    // string s4(<string>, <starting index>, <end index>);
    string s4(s1, 0, 8);
    
    //appending strings
    string s5 = string (s1, 0, 4) + " helllo " +
                 string (s3, 0, 8);
                 
    // finding substring 
    //s3.substr(<from starting index>, <upto index>)
    string s6 = s3.substr(5, 10);
    
    string s7 = s3.substr(1, 5) + s5;
        
    cout << s1 << endl;
    cout << s2 << endl;
    cout << s3 << endl;
    cout << s4 << endl;
    cout << s5 << endl;
    cout << s6 << endl;
    cout << s7 << endl;
    
    getchar();
    return 0;
}

Creating and initializing C++ strings

Creating and initializing strings is a straightforward proposition, and fairly flexible as well. In the example shown below :
 
the first string, blankString, is declared but contains no initial value. Unlike a C char array, which would contain a random and meaningless bit pattern until initialization, imBlank does contain meaningful information. This string object has been initialized to hold “no characters,” and can properly report its 0 length and absence of data elements through the use of class member functions.
 
The next string, secondString, is initialized by the literal argument “this is second string”. This form of initialization uses a quoted character array as a parameter to the string constructor
 
thirdString is simply initialized with an assignment.
 
fourthString, is initialized using an existing C++ string object. Put another way, this example illustrates that string objects let you:
 
1.Create an empty string and defer initializing it with character data
2.Initialize a string by passing a literal, quoted character array as an argument to the constructor
3.Initialize a string using ‘=‘
4.Use one string to initialize another

Example

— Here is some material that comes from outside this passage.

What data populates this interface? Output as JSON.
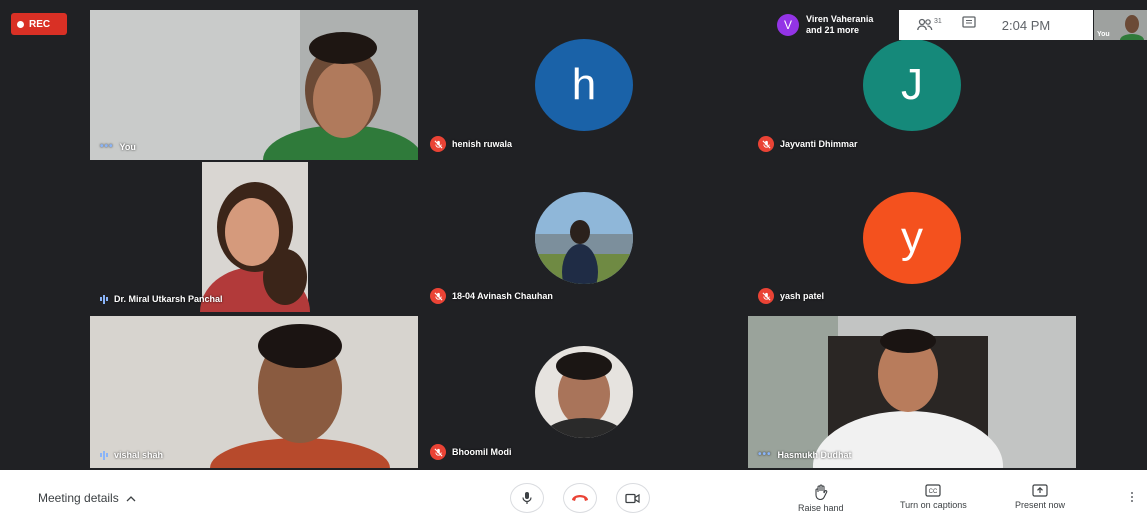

#include <string>
#include <iostream>
using namespace std;
int main() 
{
    // A blank string
    string blankString;
    
    // another way of initializing string
    string secondString("this is second string");
    
    
    // example of multiline string
    string thirdString = "this is multiline string "
    "and this is third one";
    
    // declaring while copying strings
    string fourthString(secondString);
    
    // A way to initialize string of size 20 with all 'A' characters
    string fifthString(30,'A');


    cout << "blankString = " << blankString << endl;
    cout << "secondString = " << secondString << endl;
    cout << "thirdString = " << thirdString << endl;
    cout << "fourthString = " << fourthString << endl;
    cout << "fifthString = " << fifthString << endl;
    
    getchar();
    return 0;
}

strings intro

First, C++ string objects associate the array of characters which constitute the string with methods useful for managing and operating on it, a C++ string object knows its starting location in memory, its content, its length in characters, and the length in characters to which it can grow before the string object must resize its internal data buffer.
 

difference between C char arrays and C++ strings. C++ strings do not include a null terminator, nor do the C++ string handling member functions rely on the existence of a null terminator to perform their jobs. C++ strings greatly reduce the likelihood of making three of the most common and destructive C programming errors:
1.overwriting array bounds
2. trying to access arrays through uninitialized or incorrectly valued pointers,
3. and leaving pointers “dangling” after an array ceases to occupy the storage that was once allocated to it.

Example :

#include <string>
#include <iostream>
using namespace std;
int main() 
{
    string s1("12345");
    string s2 = s1; // copy of string s1
    
    cout << "s1 = " << s1 << endl;
    cout << "s2 = " << s2 << endl;
    getchar();
    return 0;
}